# DIRECTIONS
Each entry below is to be extracted exactly.

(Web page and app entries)
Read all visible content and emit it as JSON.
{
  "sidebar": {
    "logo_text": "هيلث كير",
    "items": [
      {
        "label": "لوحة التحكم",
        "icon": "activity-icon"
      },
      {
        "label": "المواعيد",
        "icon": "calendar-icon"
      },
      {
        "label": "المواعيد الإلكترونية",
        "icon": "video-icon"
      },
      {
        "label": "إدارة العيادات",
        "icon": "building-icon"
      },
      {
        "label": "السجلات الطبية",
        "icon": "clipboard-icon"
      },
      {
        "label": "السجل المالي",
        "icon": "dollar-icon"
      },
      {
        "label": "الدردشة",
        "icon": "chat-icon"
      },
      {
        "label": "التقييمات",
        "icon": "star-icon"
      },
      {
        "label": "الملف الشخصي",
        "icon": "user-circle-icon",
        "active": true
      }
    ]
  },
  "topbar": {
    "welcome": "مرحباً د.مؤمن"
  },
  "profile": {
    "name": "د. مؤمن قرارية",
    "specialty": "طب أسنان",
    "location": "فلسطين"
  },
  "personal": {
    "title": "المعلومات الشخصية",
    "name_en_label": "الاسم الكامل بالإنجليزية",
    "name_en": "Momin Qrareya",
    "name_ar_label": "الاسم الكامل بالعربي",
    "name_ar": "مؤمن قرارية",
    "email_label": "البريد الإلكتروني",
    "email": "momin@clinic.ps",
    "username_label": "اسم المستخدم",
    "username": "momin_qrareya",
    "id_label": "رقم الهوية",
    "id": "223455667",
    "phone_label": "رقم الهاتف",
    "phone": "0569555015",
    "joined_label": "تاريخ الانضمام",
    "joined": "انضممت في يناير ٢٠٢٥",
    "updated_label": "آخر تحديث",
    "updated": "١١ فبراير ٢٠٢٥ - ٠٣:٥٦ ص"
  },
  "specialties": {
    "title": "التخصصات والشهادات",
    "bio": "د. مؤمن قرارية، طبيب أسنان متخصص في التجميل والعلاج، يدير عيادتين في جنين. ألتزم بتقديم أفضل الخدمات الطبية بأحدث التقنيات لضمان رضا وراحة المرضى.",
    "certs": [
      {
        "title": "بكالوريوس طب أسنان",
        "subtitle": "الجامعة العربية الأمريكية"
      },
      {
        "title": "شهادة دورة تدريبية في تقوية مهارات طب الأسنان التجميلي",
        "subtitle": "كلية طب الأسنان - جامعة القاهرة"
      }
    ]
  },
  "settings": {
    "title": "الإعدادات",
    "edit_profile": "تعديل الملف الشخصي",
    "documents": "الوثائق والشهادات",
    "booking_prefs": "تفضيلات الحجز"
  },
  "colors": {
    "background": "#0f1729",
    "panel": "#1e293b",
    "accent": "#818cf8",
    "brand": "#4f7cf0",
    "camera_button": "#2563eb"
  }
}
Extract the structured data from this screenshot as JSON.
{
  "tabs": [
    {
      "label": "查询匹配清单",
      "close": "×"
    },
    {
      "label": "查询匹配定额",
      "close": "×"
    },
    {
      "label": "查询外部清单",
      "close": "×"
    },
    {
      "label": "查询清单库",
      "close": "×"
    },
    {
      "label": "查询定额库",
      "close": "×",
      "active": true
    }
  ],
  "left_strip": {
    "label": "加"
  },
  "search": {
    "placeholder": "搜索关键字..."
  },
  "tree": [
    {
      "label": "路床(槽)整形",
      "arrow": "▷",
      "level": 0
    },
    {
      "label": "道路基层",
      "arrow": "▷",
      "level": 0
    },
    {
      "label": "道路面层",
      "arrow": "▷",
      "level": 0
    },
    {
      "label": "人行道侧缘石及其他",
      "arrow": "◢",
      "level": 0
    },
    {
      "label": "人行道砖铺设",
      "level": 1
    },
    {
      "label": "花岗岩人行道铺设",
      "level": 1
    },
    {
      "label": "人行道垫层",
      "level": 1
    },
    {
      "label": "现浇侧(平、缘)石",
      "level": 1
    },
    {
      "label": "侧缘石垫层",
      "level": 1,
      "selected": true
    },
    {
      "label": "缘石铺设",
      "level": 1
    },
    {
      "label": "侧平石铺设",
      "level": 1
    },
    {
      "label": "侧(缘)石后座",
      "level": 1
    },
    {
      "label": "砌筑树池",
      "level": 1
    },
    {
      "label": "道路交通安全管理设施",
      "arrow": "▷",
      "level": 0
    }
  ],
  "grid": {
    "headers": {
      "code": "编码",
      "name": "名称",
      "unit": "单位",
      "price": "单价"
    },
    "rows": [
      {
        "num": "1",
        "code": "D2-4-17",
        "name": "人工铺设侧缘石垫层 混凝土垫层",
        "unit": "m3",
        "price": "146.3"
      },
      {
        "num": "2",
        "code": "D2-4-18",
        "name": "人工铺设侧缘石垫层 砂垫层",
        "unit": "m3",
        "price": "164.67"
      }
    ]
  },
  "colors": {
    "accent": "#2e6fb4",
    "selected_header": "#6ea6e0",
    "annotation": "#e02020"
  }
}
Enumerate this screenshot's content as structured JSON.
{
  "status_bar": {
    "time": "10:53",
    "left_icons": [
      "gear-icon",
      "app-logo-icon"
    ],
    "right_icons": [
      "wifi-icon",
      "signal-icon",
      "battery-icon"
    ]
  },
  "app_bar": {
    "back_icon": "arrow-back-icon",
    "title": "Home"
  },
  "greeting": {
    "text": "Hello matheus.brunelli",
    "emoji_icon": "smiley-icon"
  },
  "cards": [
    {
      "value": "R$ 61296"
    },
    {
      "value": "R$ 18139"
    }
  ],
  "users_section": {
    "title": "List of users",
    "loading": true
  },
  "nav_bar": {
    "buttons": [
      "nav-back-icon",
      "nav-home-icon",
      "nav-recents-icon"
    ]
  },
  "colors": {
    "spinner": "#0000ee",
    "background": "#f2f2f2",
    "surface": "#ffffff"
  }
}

# RESULT BELOW
Read all visible content and emit it as JSON.
{
  "sidebar": {
    "logo_text": "هيلث كير",
    "items": [
      {
        "label": "لوحة التحكم",
        "icon": "activity-icon"
      },
      {
        "label": "المواعيد",
        "icon": "calendar-icon"
      },
      {
        "label": "المواعيد الإلكترونية",
        "icon": "video-icon"
      },
      {
        "label": "إدارة العيادات",
        "icon": "building-icon"
      },
      {
        "label": "السجلات الطبية",
        "icon": "clipboard-icon"
      },
      {
        "label": "السجل المالي",
        "icon": "dollar-icon"
      },
      {
        "label": "الدردشة",
        "icon": "chat-icon"
      },
      {
        "label": "التقييمات",
        "icon": "star-icon"
      },
      {
        "label": "الملف الشخصي",
        "icon": "user-circle-icon",
        "active": true
      }
    ]
  },
  "topbar": {
    "welcome": "مرحباً د.مؤمن"
  },
  "profile": {
    "name": "د. مؤمن قرارية",
    "specialty": "طب أسنان",
    "location": "فلسطين"
  },
  "personal": {
    "title": "المعلومات الشخصية",
    "name_en_label": "الاسم الكامل بالإنجليزية",
    "name_en": "Momin Qrareya",
    "name_ar_label": "الاسم الكامل بالعربي",
    "name_ar": "مؤمن قرارية",
    "email_label": "البريد الإلكتروني",
    "email": "momin@clinic.ps",
    "username_label": "اسم المستخدم",
    "username": "momin_qrareya",
    "id_label": "رقم الهوية",
    "id": "223455667",
    "phone_label": "رقم الهاتف",
    "phone": "0569555015",
    "joined_label": "تاريخ الانضمام",
    "joined": "انضممت في يناير ٢٠٢٥",
    "updated_label": "آخر تحديث",
    "updated": "١١ فبراير ٢٠٢٥ - ٠٣:٥٦ ص"
  },
  "specialties": {
    "title": "التخصصات والشهادات",
    "bio": "د. مؤمن قرارية، طبيب أسنان متخصص في التجميل والعلاج، يدير عيادتين في جنين. ألتزم بتقديم أفضل الخدمات الطبية بأحدث التقنيات لضمان رضا وراحة المرضى.",
    "certs": [
      {
        "title": "بكالوريوس طب أسنان",
        "subtitle": "الجامعة العربية الأمريكية"
      },
      {
        "title": "شهادة دورة تدريبية في تقوية مهارات طب الأسنان التجميلي",
        "subtitle": "كلية طب الأسنان - جامعة القاهرة"
      }
    ]
  },
  "settings": {
    "title": "الإعدادات",
    "edit_profile": "تعديل الملف الشخصي",
    "documents": "الوثائق والشهادات",
    "booking_prefs": "تفضيلات الحجز"
  },
  "colors": {
    "background": "#0f1729",
    "panel": "#1e293b",
    "accent": "#818cf8",
    "brand": "#4f7cf0",
    "camera_button": "#2563eb"
  }
}
Extract the structured data from this screenshot as JSON.
{
  "tabs": [
    {
      "label": "查询匹配清单",
      "close": "×"
    },
    {
      "label": "查询匹配定额",
      "close": "×"
    },
    {
      "label": "查询外部清单",
      "close": "×"
    },
    {
      "label": "查询清单库",
      "close": "×"
    },
    {
      "label": "查询定额库",
      "close": "×",
      "active": true
    }
  ],
  "left_strip": {
    "label": "加"
  },
  "search": {
    "placeholder": "搜索关键字..."
  },
  "tree": [
    {
      "label": "路床(槽)整形",
      "arrow": "▷",
      "level": 0
    },
    {
      "label": "道路基层",
      "arrow": "▷",
      "level": 0
    },
    {
      "label": "道路面层",
      "arrow": "▷",
      "level": 0
    },
    {
      "label": "人行道侧缘石及其他",
      "arrow": "◢",
      "level": 0
    },
    {
      "label": "人行道砖铺设",
      "level": 1
    },
    {
      "label": "花岗岩人行道铺设",
      "level": 1
    },
    {
      "label": "人行道垫层",
      "level": 1
    },
    {
      "label": "现浇侧(平、缘)石",
      "level": 1
    },
    {
      "label": "侧缘石垫层",
      "level": 1,
      "selected": true
    },
    {
      "label": "缘石铺设",
      "level": 1
    },
    {
      "label": "侧平石铺设",
      "level": 1
    },
    {
      "label": "侧(缘)石后座",
      "level": 1
    },
    {
      "label": "砌筑树池",
      "level": 1
    },
    {
      "label": "道路交通安全管理设施",
      "arrow": "▷",
      "level": 0
    }
  ],
  "grid": {
    "headers": {
      "code": "编码",
      "name": "名称",
      "unit": "单位",
      "price": "单价"
    },
    "rows": [
      {
        "num": "1",
        "code": "D2-4-17",
        "name": "人工铺设侧缘石垫层 混凝土垫层",
        "unit": "m3",
        "price": "146.3"
      },
      {
        "num": "2",
        "code": "D2-4-18",
        "name": "人工铺设侧缘石垫层 砂垫层",
        "unit": "m3",
        "price": "164.67"
      }
    ]
  },
  "colors": {
    "accent": "#2e6fb4",
    "selected_header": "#6ea6e0",
    "annotation": "#e02020"
  }
}
Enumerate this screenshot's content as structured JSON.
{
  "status_bar": {
    "time": "10:53",
    "left_icons": [
      "gear-icon",
      "app-logo-icon"
    ],
    "right_icons": [
      "wifi-icon",
      "signal-icon",
      "battery-icon"
    ]
  },
  "app_bar": {
    "back_icon": "arrow-back-icon",
    "title": "Home"
  },
  "greeting": {
    "text": "Hello matheus.brunelli",
    "emoji_icon": "smiley-icon"
  },
  "cards": [
    {
      "value": "R$ 61296"
    },
    {
      "value": "R$ 18139"
    }
  ],
  "users_section": {
    "title": "List of users",
    "loading": true
  },
  "nav_bar": {
    "buttons": [
      "nav-back-icon",
      "nav-home-icon",
      "nav-recents-icon"
    ]
  },
  "colors": {
    "spinner": "#0000ee",
    "background": "#f2f2f2",
    "surface": "#ffffff"
  }
}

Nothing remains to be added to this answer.